And that angel who talked about good news that will cause great joy? He was thinking about this future. And so was his King. It’s not too much to say that Peace was the King’s plan. You know why I know that? Because today happened. Just appreciate for a minute God’s intricacies, God’s premeditation, God’s planned cosmic twists and turns that all happened so that right here in this moment God could send his Spirit to douse us all with his gospel? How did I meet a guy at a certain gym at a particular time who had been praying for this church? How did I bump into another guy at an Aiken Young Professionals event who looked like an awful lot like all the Wisconsin deer hunters I had just left behind only with a sweet Carolina accent? How did it happen that my new insurance agent needed a church or the Spirit had a Rotary Club member by the shirt collar or a Christian looking for a church home asked me to have breakfast with him the minute I got into town? How did it happen that some skinny Wisconsin pastor who knew absolutely nothing about church planting was moved to leave behind his nice office and flourishing pastor job? How do any of us who have been here during any part of the past year think that Peace is anything less than God’s own work?

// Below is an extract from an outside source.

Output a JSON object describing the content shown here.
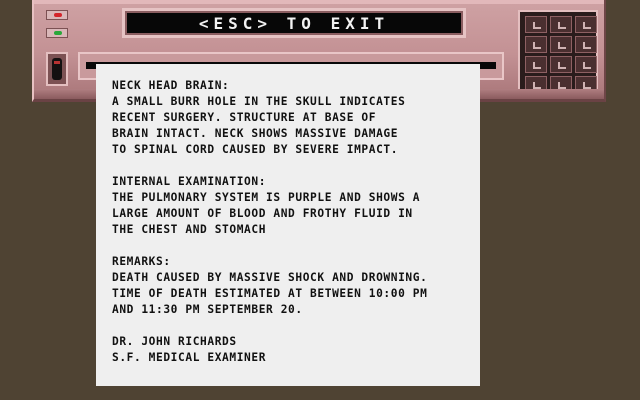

The truth is that God wanted this future. And why? Because his gospel isn’t some dead, orthodox teaching. It’s a dynamite dogma that takes shepherd-like people and makes them kings. It’s a truth that takes dark, sad human souls and sets inside of them a fire of faith so powerful that no sin, no guilt, not death itself can extinguish it. And the truth is that the same Jesus Christ who ordered all of world history so that he would be born in that manger ordered that same history to give birth to this church. Peace is that big a deal. It’s nothing less than Christ for you. Understand that. The God of heaven, the Lord of glory, spotted you, a sad shepherd, sitting in the dark and that reality bugged him so much that he sprang off his throne, laid himself down in a manger and then climbed onto a cross. And once he had risen, he used his might to reach right back into history and create this church not so that Peace could make you the offer of his salvation, but so that Peace could give you the gift itself: faith in Jesus. So that you might have a joy that would carry you not only through a potential Christmas doldrum, but right into an eternity of joy with him. And one year of that? Now that’s worth celebrating. Amen.